Although bipolar disorder is linked to creativity in this production, as her mania drives her to paint, the company avoid the post-Romantic suggestion that her experience somehow makes her a better artist. A period of depression causes her, egged on by a pterodactyl-like apparition with the same green face as the blue-coated gentleman, to destroy the painting she has been working on while manic. We are shown that this is a repeated pattern, and never get to see what she has actually painted, as the canvas always points away from the audience.

While it sanctions medical intervention by showing the result of a failure to take the medication brought to her by the nurse, Josie, the production also avoids the trap of taking a straightforwardly ‘medical model’ approach to mental illness. Mid-way through the show, Louise is warned of the consequences of giving into her mania, symbolised by a drink of blue liquid left her by the green-faced gentleman, by a pair of heads she finds in her wardrobe. Both have ended up there as a result of the gentleman’s courtship, one missing an eye and one having suffered burns. The figures could be interpreted as women who have lost their lives due to bipolar disorder, but even in their pitiful state one argues that following the gentleman is worth it, while the other sanctions caution.

At the end of the production, Louise is discovered by Josie attempting to fight off the coat, and is administered an unnamed drug by injection in order to calm her mania. Having calmed Louise down sufficiently, and convinced her that the coat is only a coat, Josie steps out of the room for a moment, at which point Louise, trying on the coat to prove she no longer believes it alive, is dragged into the wardrobe by it. Josie returns and finds Louise missing, although the audience can see that her head has replaced the earlier figures in the wardrobe.

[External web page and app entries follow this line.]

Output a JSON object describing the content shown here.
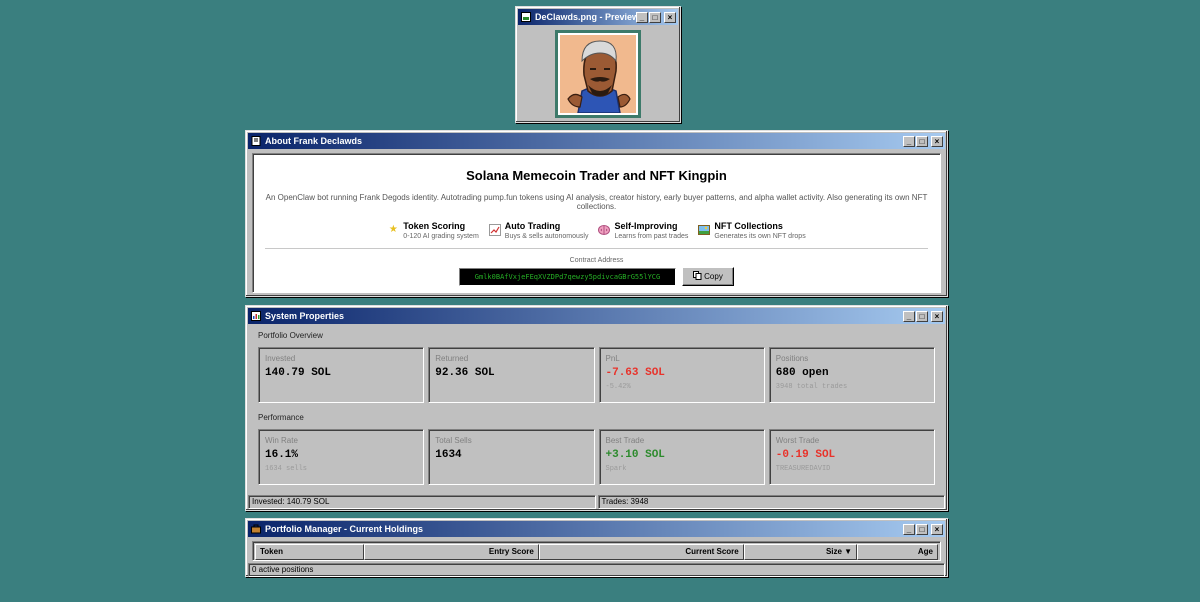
{
  "preview": {
    "title": "DeClawds.png - Preview"
  },
  "about": {
    "title": "About Frank Declawds",
    "heading": "Solana Memecoin Trader and NFT Kingpin",
    "description": "An OpenClaw bot running Frank Degods identity. Autotrading pump.fun tokens using AI analysis, creator history, early buyer patterns, and alpha wallet activity. Also generating its own NFT collections.",
    "features": [
      {
        "icon": "star-icon",
        "title": "Token Scoring",
        "subtitle": "0-120 AI grading system"
      },
      {
        "icon": "chart-icon",
        "title": "Auto Trading",
        "subtitle": "Buys & sells autonomously"
      },
      {
        "icon": "brain-icon",
        "title": "Self-Improving",
        "subtitle": "Learns from past trades"
      },
      {
        "icon": "picture-icon",
        "title": "NFT Collections",
        "subtitle": "Generates its own NFT drops"
      }
    ],
    "contract_label": "Contract Address",
    "contract_address": "Gmlk0BAfVxjeFEqXVZDPd7qewzy5pdivcaGBrG55lYCG",
    "copy_label": "Copy"
  },
  "system": {
    "title": "System Properties",
    "portfolio_label": "Portfolio Overview",
    "portfolio": [
      {
        "label": "Invested",
        "value": "140.79 SOL",
        "sub": ""
      },
      {
        "label": "Returned",
        "value": "92.36 SOL",
        "sub": ""
      },
      {
        "label": "PnL",
        "value": "-7.63 SOL",
        "sub": "-5.42%"
      },
      {
        "label": "Positions",
        "value": "680 open",
        "sub": "3948 total trades"
      }
    ],
    "performance_label": "Performance",
    "performance": [
      {
        "label": "Win Rate",
        "value": "16.1%",
        "sub": "1634 sells"
      },
      {
        "label": "Total Sells",
        "value": "1634",
        "sub": ""
      },
      {
        "label": "Best Trade",
        "value": "+3.10 SOL",
        "sub": "Spark"
      },
      {
        "label": "Worst Trade",
        "value": "-0.19 SOL",
        "sub": "TREASUREDAVID"
      }
    ],
    "status_invested": "Invested: 140.79 SOL",
    "status_trades": "Trades: 3948"
  },
  "portfolio_manager": {
    "title": "Portfolio Manager - Current Holdings",
    "columns": [
      "Token",
      "Entry Score",
      "Current Score",
      "Size ▼",
      "Age"
    ],
    "status": "0 active positions"
  },
  "colors": {
    "desktop": "#3a7f7f",
    "title_start": "#0a246a",
    "negative": "#e8322a",
    "positive": "#2c8a2c",
    "contract_text": "#26b026"
  }
}
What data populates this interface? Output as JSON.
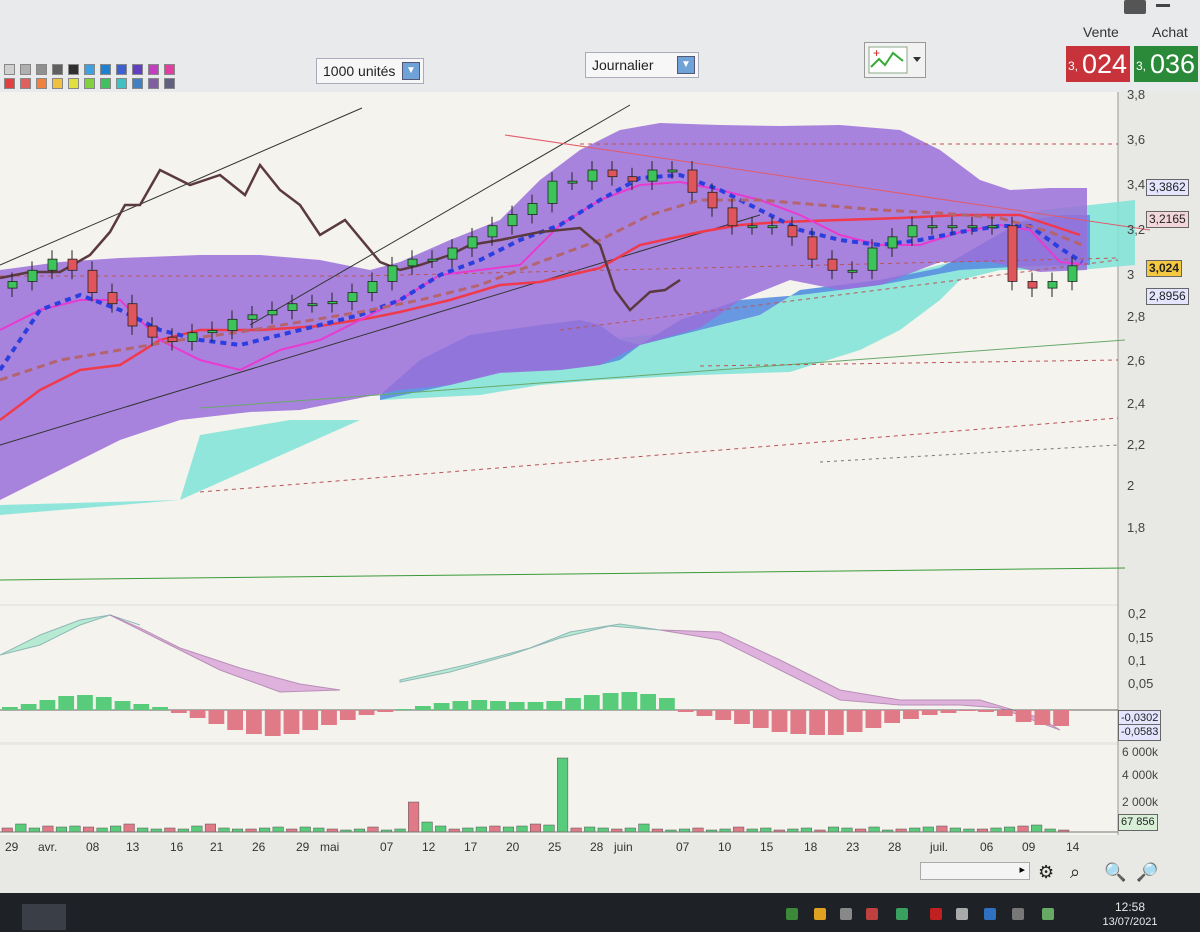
{
  "toolbar": {
    "quantity_select": "1000 unités",
    "period_select": "Journalier",
    "sell_label": "Vente",
    "buy_label": "Achat",
    "sell_price_prefix": "3,",
    "sell_price_main": "024",
    "buy_price_prefix": "3,",
    "buy_price_main": "036"
  },
  "price_axis": {
    "ticks": [
      "3,8",
      "3,6",
      "3,4",
      "3,2",
      "3",
      "2,8",
      "2,6",
      "2,4",
      "2,2",
      "2",
      "1,8"
    ],
    "tags": [
      "3,3862",
      "3,2165",
      "3,024",
      "2,8956"
    ]
  },
  "macd_axis": {
    "ticks": [
      "0,2",
      "0,15",
      "0,1",
      "0,05"
    ],
    "tags": [
      "-0,0302",
      "-0,0583"
    ]
  },
  "volume_axis": {
    "ticks": [
      "6 000k",
      "4 000k",
      "2 000k"
    ],
    "tags": [
      "67 856"
    ]
  },
  "date_axis": {
    "labels": [
      "29",
      "avr.",
      "08",
      "13",
      "16",
      "21",
      "26",
      "29",
      "mai",
      "07",
      "12",
      "17",
      "20",
      "25",
      "28",
      "juin",
      "07",
      "10",
      "15",
      "18",
      "23",
      "28",
      "juil.",
      "06",
      "09",
      "14"
    ]
  },
  "taskbar": {
    "time": "12:58",
    "date": "13/07/2021"
  },
  "colors": {
    "cloud_purple": "#9a6fd9",
    "cloud_cyan": "#7fe3d8",
    "cloud_blue": "#5a8ee0",
    "ma_red": "#f03a4c",
    "ma_pink": "#e83ad0",
    "ma_blue_dotted": "#2b3fe0",
    "ma_brown_dashed": "#b4646e",
    "chikou": "#5a3a3e",
    "candle_up": "#3cc35a",
    "candle_down": "#e0545c",
    "sell_red": "#c8323a",
    "buy_green": "#2a8a3a"
  },
  "chart_data": {
    "type": "candlestick",
    "instrument_quote": {
      "sell": "3,024",
      "buy": "3,036"
    },
    "period": "Journalier",
    "candles_close_approx": [
      2.95,
      3.0,
      3.05,
      3.0,
      2.9,
      2.85,
      2.75,
      2.7,
      2.68,
      2.72,
      2.73,
      2.78,
      2.8,
      2.82,
      2.85,
      2.85,
      2.86,
      2.9,
      2.95,
      3.02,
      3.05,
      3.05,
      3.1,
      3.15,
      3.2,
      3.25,
      3.3,
      3.4,
      3.4,
      3.45,
      3.42,
      3.4,
      3.45,
      3.45,
      3.35,
      3.28,
      3.2,
      3.2,
      3.2,
      3.15,
      3.05,
      3.0,
      3.0,
      3.1,
      3.15,
      3.2,
      3.2,
      3.2,
      3.2,
      3.2,
      2.95,
      2.92,
      2.95,
      3.02
    ],
    "ylim": [
      1.7,
      3.8
    ],
    "macd_ylim": [
      -0.07,
      0.22
    ],
    "volume_ylim": [
      0,
      6500
    ]
  }
}
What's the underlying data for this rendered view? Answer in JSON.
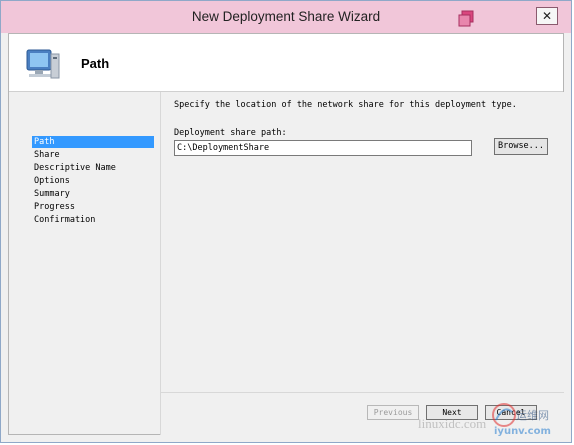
{
  "window": {
    "title": "New Deployment Share Wizard",
    "close_label": "✕"
  },
  "header": {
    "title": "Path"
  },
  "nav": {
    "items": [
      {
        "label": "Path",
        "active": true
      },
      {
        "label": "Share",
        "active": false
      },
      {
        "label": "Descriptive Name",
        "active": false
      },
      {
        "label": "Options",
        "active": false
      },
      {
        "label": "Summary",
        "active": false
      },
      {
        "label": "Progress",
        "active": false
      },
      {
        "label": "Confirmation",
        "active": false
      }
    ]
  },
  "content": {
    "description": "Specify the location of the network share for this deployment type.",
    "path_label": "Deployment share path:",
    "path_value": "C:\\DeploymentShare",
    "browse_label": "Browse..."
  },
  "footer": {
    "previous_label": "Previous",
    "next_label": "Next",
    "cancel_label": "Cancel"
  },
  "watermark": {
    "text": "linuxidc.com",
    "brand": "iyunv.com",
    "cn_text": "运维网"
  },
  "colors": {
    "titlebar": "#f1c6d9",
    "accent": "#3399ff"
  }
}
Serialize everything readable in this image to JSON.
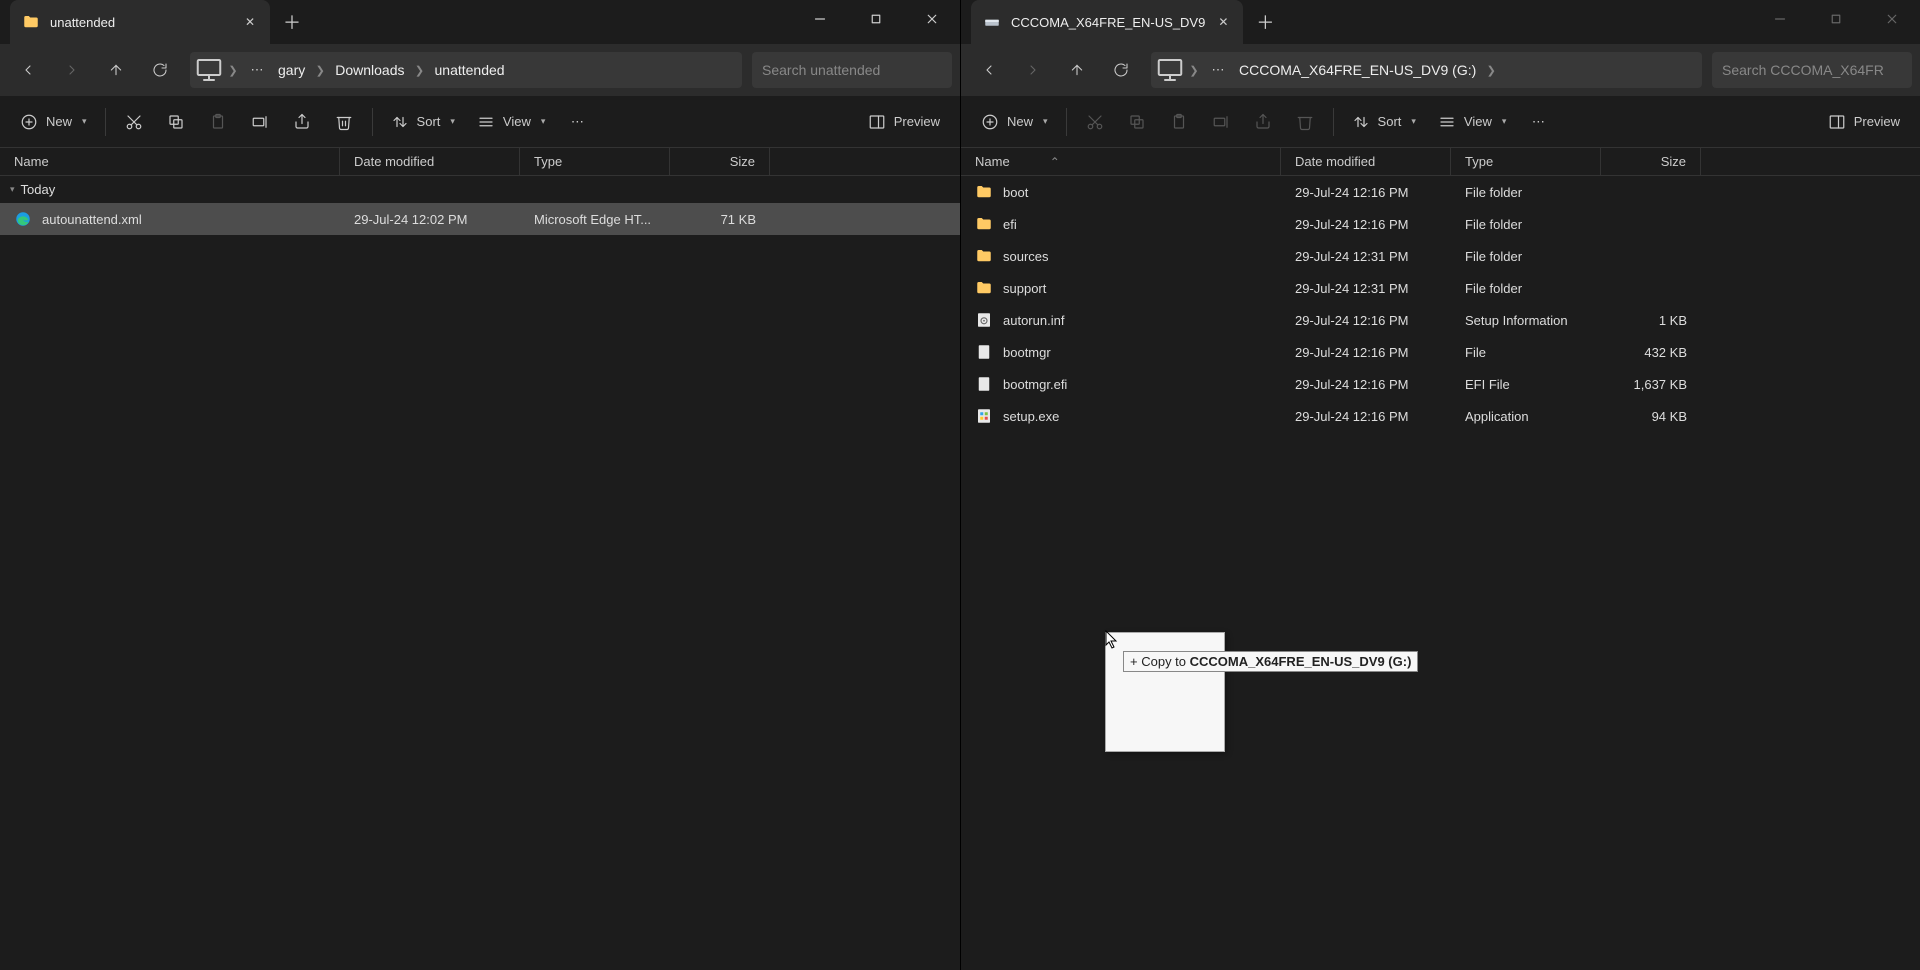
{
  "left": {
    "tab_title": "unattended",
    "breadcrumbs": [
      "gary",
      "Downloads",
      "unattended"
    ],
    "search_placeholder": "Search unattended",
    "toolbar": {
      "new": "New",
      "sort": "Sort",
      "view": "View",
      "preview": "Preview"
    },
    "columns": {
      "name": "Name",
      "date": "Date modified",
      "type": "Type",
      "size": "Size"
    },
    "group": "Today",
    "rows": [
      {
        "name": "autounattend.xml",
        "date": "29-Jul-24 12:02 PM",
        "type": "Microsoft Edge HT...",
        "size": "71 KB",
        "icon": "edge-file",
        "selected": true
      }
    ]
  },
  "right": {
    "tab_title": "CCCOMA_X64FRE_EN-US_DV9",
    "breadcrumbs": [
      "CCCOMA_X64FRE_EN-US_DV9 (G:)"
    ],
    "search_placeholder": "Search CCCOMA_X64FR",
    "toolbar": {
      "new": "New",
      "sort": "Sort",
      "view": "View",
      "preview": "Preview"
    },
    "columns": {
      "name": "Name",
      "date": "Date modified",
      "type": "Type",
      "size": "Size"
    },
    "rows": [
      {
        "name": "boot",
        "date": "29-Jul-24 12:16 PM",
        "type": "File folder",
        "size": "",
        "icon": "folder"
      },
      {
        "name": "efi",
        "date": "29-Jul-24 12:16 PM",
        "type": "File folder",
        "size": "",
        "icon": "folder"
      },
      {
        "name": "sources",
        "date": "29-Jul-24 12:31 PM",
        "type": "File folder",
        "size": "",
        "icon": "folder"
      },
      {
        "name": "support",
        "date": "29-Jul-24 12:31 PM",
        "type": "File folder",
        "size": "",
        "icon": "folder"
      },
      {
        "name": "autorun.inf",
        "date": "29-Jul-24 12:16 PM",
        "type": "Setup Information",
        "size": "1 KB",
        "icon": "inf"
      },
      {
        "name": "bootmgr",
        "date": "29-Jul-24 12:16 PM",
        "type": "File",
        "size": "432 KB",
        "icon": "file"
      },
      {
        "name": "bootmgr.efi",
        "date": "29-Jul-24 12:16 PM",
        "type": "EFI File",
        "size": "1,637 KB",
        "icon": "file"
      },
      {
        "name": "setup.exe",
        "date": "29-Jul-24 12:16 PM",
        "type": "Application",
        "size": "94 KB",
        "icon": "exe"
      }
    ]
  },
  "drag": {
    "tip_prefix": "Copy to ",
    "tip_target": "CCCOMA_X64FRE_EN-US_DV9 (G:)"
  }
}
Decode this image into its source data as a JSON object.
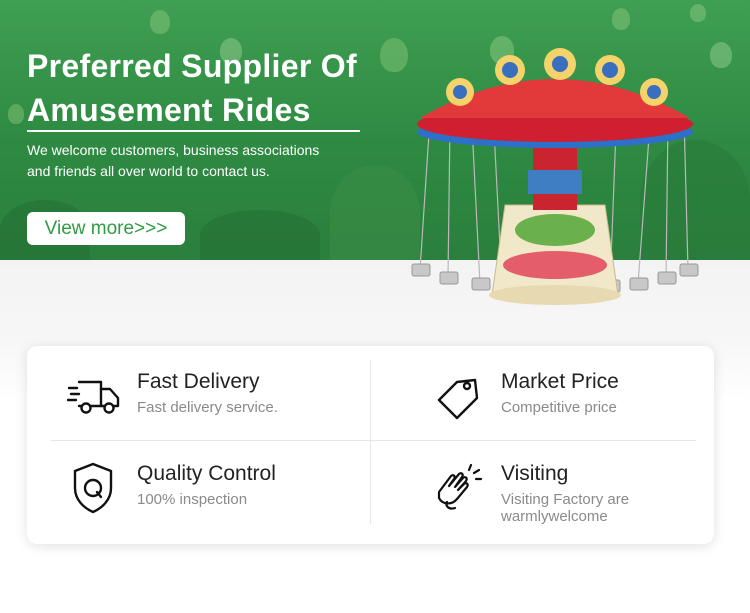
{
  "hero": {
    "title_line1": "Preferred Supplier Of",
    "title_line2": "Amusement Rides",
    "subtitle_line1": "We welcome customers, business associations",
    "subtitle_line2": "and friends all over world to contact us.",
    "button_label": "View more>>>"
  },
  "features": [
    {
      "title": "Fast Delivery",
      "desc_line1": "Fast delivery service.",
      "desc_line2": "",
      "icon": "truck-icon"
    },
    {
      "title": "Market Price",
      "desc_line1": "Competitive price",
      "desc_line2": "",
      "icon": "price-tag-icon"
    },
    {
      "title": "Quality Control",
      "desc_line1": "100% inspection",
      "desc_line2": "",
      "icon": "shield-q-icon"
    },
    {
      "title": "Visiting",
      "desc_line1": "Visiting Factory are",
      "desc_line2": "warmlywelcome",
      "icon": "clapping-hands-icon"
    }
  ],
  "colors": {
    "brand_green": "#2f9b43",
    "text_dark": "#222222",
    "text_muted": "#8a8a8a"
  }
}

It is not certain that Louise has committed suicide, as Josie finds no trace of her, but it is strongly implied, and the ending thus avoids simplistically suggesting that medical intervention is all that is needed, instead bringing medical approaches into dialogue with lived experiences of mental illness and emphasising the lack of a ‘miracle cure’ (another interpretation of Louise’s disappearance could be that it implies a continuing cycle of stability, highs and lows).

Theatre Temoin have achieved a remarkable feat in the sensitivity with which The Fantasist treats mental illness, the combination of different styles and media blending to emphasise different facets of the experience of mental illness and bring out the contradictions between them. If you happen to have a spare afternoon left before the end of the Fringe, you could do a lot worse than getting a ticket to this – but hurry, the production I saw today was totally sold out.